At Responsible Travel, we think the best people to advise our travelers are often... other travelers. They always return from our tours with packing tips, weather reports, ideas about what to do – and opinions about what not to.

We have selected some of the most useful South Pacific travel tips that our guests have provided over the years to help you make the very most of your vacation – and the space inside your suitcase.
Snorkelling amongst the beautiful Fijian corals and reef fish then hiking into remote, but welcoming, Highland Villages to experience traditional customs and rarely visited landscapes.
- Malcolm Fisher
“Tonga is a backpacking destination. Be aware that taxi drivers may over charge if you don't check the fare with them first! Bring insect repellent and bite cream for when it doesn't work!” – Ben MacLennan

“If you are booking dormitory accommodation be aware that the top bunks are very confined. They are difficult to get in and out of (particularly if you are over 65) and only have a clearance of about 30 inches.” – William Bainbridge, on a French Polynesias Cruise

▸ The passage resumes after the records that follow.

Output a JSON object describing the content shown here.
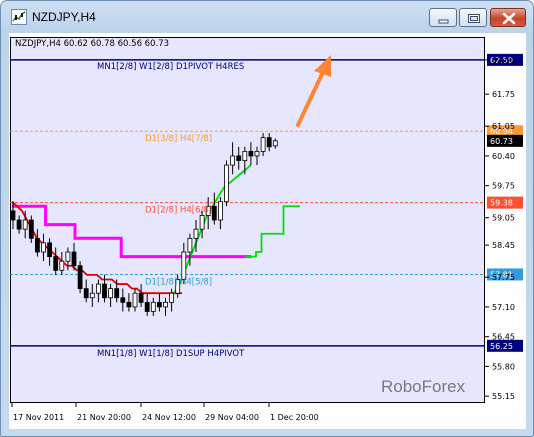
{
  "window": {
    "title": "NZDJPY,H4",
    "buttons": {
      "minimize": "minimize-icon",
      "maximize": "maximize-icon",
      "close": "close-icon"
    }
  },
  "chart": {
    "info_text": "NZDJPY,H4  60.62 60.78 60.56 60.73",
    "watermark": "RoboForex",
    "colors": {
      "background": "#e6e6ff",
      "level_navy": "#000080",
      "level_orange": "#ff9933",
      "level_red": "#ff5030",
      "level_blue": "#2f9ce0",
      "arrow": "#ff8533",
      "magenta": "#ff00ff",
      "red_line": "#e00000",
      "green_line": "#00e000",
      "candles": "#000000"
    }
  },
  "chart_data": {
    "type": "candlestick",
    "ylim": [
      55.0,
      63.0
    ],
    "y_ticks": [
      "62.50",
      "61.75",
      "61.05",
      "60.40",
      "59.75",
      "59.05",
      "58.45",
      "57.75",
      "57.10",
      "56.45",
      "55.80",
      "55.15"
    ],
    "x_ticks": [
      "17 Nov 2011",
      "21 Nov 20:00",
      "24 Nov 12:00",
      "29 Nov 04:00",
      "1 Dec 20:00"
    ],
    "current_price": "60.73",
    "levels": [
      {
        "name": "MN1[2/8] W1[2/8] D1PIVOT H4RES",
        "value": "62.50",
        "style": "solid",
        "color": "#000080"
      },
      {
        "name": "D1[3/8] H4[7/8]",
        "value": "60.94",
        "style": "dashed",
        "color": "#ff9933"
      },
      {
        "name": "D1[2/8] H4[6/8]",
        "value": "59.38",
        "style": "dashed",
        "color": "#ff5030"
      },
      {
        "name": "D1[1/8] H4[5/8]",
        "value": "57.81",
        "style": "dashed",
        "color": "#2f9ce0"
      },
      {
        "name": "MN1[1/8] W1[1/8] D1SUP H4PIVOT",
        "value": "56.25",
        "style": "solid",
        "color": "#000080"
      }
    ],
    "series": [
      {
        "color": "#ff00ff",
        "values": [
          59.3,
          59.3,
          59.3,
          59.3,
          59.3,
          59.3,
          59.3,
          59.3,
          58.9,
          58.9,
          58.9,
          58.9,
          58.9,
          58.9,
          58.9,
          58.6,
          58.6,
          58.6,
          58.6,
          58.6,
          58.6,
          58.6,
          58.6,
          58.6,
          58.6,
          58.6,
          58.2,
          58.2,
          58.2,
          58.2,
          58.2,
          58.2,
          58.2,
          58.2,
          58.2,
          58.2,
          58.2,
          58.2,
          58.2,
          58.2,
          58.2,
          58.2,
          58.2,
          58.2,
          58.2,
          58.2,
          58.2,
          58.2,
          58.2,
          58.2,
          58.2,
          58.2,
          58.2,
          58.2,
          58.2,
          58.2,
          58.2,
          58.2
        ]
      },
      {
        "color": "#e00000",
        "values": [
          59.4,
          59.3,
          59.2,
          59.0,
          58.8,
          58.6,
          58.5,
          58.4,
          58.3,
          58.2,
          58.1,
          58.0,
          58.0,
          57.9,
          57.9,
          57.8,
          57.8,
          57.8,
          57.7,
          57.7,
          57.7,
          57.6,
          57.6,
          57.6,
          57.5,
          57.5,
          57.4,
          57.4,
          57.4,
          57.4,
          57.4,
          57.4,
          57.4,
          57.4,
          57.4
        ]
      },
      {
        "color": "#00e000",
        "values": [
          57.4,
          57.6,
          57.9,
          58.2,
          58.5,
          58.8,
          59.1,
          59.3,
          59.5,
          59.7,
          59.8,
          59.9,
          60.0,
          60.1,
          60.2
        ]
      },
      {
        "color": "#00e000",
        "values": [
          58.2,
          58.2,
          58.3,
          58.7,
          58.7,
          58.7,
          58.7,
          59.3,
          59.3,
          59.3,
          59.3
        ]
      }
    ],
    "candles": [
      [
        59.2,
        59.4,
        58.8,
        59.0
      ],
      [
        59.0,
        59.1,
        58.7,
        58.8
      ],
      [
        58.8,
        59.2,
        58.6,
        59.0
      ],
      [
        59.0,
        59.1,
        58.5,
        58.6
      ],
      [
        58.6,
        58.8,
        58.2,
        58.3
      ],
      [
        58.3,
        58.7,
        58.1,
        58.5
      ],
      [
        58.5,
        58.6,
        58.0,
        58.2
      ],
      [
        58.2,
        58.4,
        57.8,
        57.9
      ],
      [
        57.9,
        58.3,
        57.8,
        58.1
      ],
      [
        58.1,
        58.4,
        57.9,
        58.3
      ],
      [
        58.3,
        58.5,
        57.9,
        58.0
      ],
      [
        58.0,
        58.1,
        57.4,
        57.5
      ],
      [
        57.5,
        57.7,
        57.2,
        57.3
      ],
      [
        57.3,
        57.6,
        57.1,
        57.4
      ],
      [
        57.4,
        57.7,
        57.2,
        57.6
      ],
      [
        57.6,
        57.8,
        57.2,
        57.3
      ],
      [
        57.3,
        57.6,
        57.1,
        57.5
      ],
      [
        57.5,
        57.7,
        57.2,
        57.3
      ],
      [
        57.3,
        57.5,
        57.0,
        57.2
      ],
      [
        57.2,
        57.4,
        57.0,
        57.1
      ],
      [
        57.1,
        57.5,
        57.0,
        57.4
      ],
      [
        57.4,
        57.6,
        57.1,
        57.2
      ],
      [
        57.2,
        57.4,
        56.9,
        57.0
      ],
      [
        57.0,
        57.3,
        56.9,
        57.2
      ],
      [
        57.2,
        57.4,
        57.0,
        57.1
      ],
      [
        57.1,
        57.3,
        56.9,
        57.2
      ],
      [
        57.2,
        57.5,
        57.0,
        57.4
      ],
      [
        57.4,
        57.8,
        57.3,
        57.7
      ],
      [
        57.7,
        58.5,
        57.6,
        58.3
      ],
      [
        58.3,
        58.7,
        58.0,
        58.6
      ],
      [
        58.6,
        59.0,
        58.3,
        58.8
      ],
      [
        58.8,
        59.2,
        58.6,
        59.1
      ],
      [
        59.1,
        59.5,
        58.8,
        59.3
      ],
      [
        59.3,
        59.6,
        58.9,
        59.0
      ],
      [
        59.0,
        59.5,
        58.8,
        59.4
      ],
      [
        59.4,
        60.3,
        59.3,
        60.2
      ],
      [
        60.2,
        60.7,
        60.0,
        60.4
      ],
      [
        60.4,
        60.6,
        60.1,
        60.3
      ],
      [
        60.3,
        60.6,
        60.0,
        60.5
      ],
      [
        60.5,
        60.7,
        60.2,
        60.4
      ],
      [
        60.4,
        60.6,
        60.2,
        60.5
      ],
      [
        60.5,
        60.9,
        60.4,
        60.8
      ],
      [
        60.8,
        60.9,
        60.5,
        60.6
      ],
      [
        60.62,
        60.78,
        60.56,
        60.73
      ]
    ]
  }
}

Fiji is an amazing destination, charming and beautiful. We enjoyed our Bure [wooden hut] in Fiji, the snorkelling, scuba diving well everything.
- Subodha Bhatt
Written by Nana Luckham
Photo credits: [Page banner: Chris Isherwood] [Fiji Cultural tips: amanderson2] [Health & Safety: Jenny Mealing] [Snorkelling: Paul Asman and Jill Lenoble] [Bure (wooden hut): amanderson2]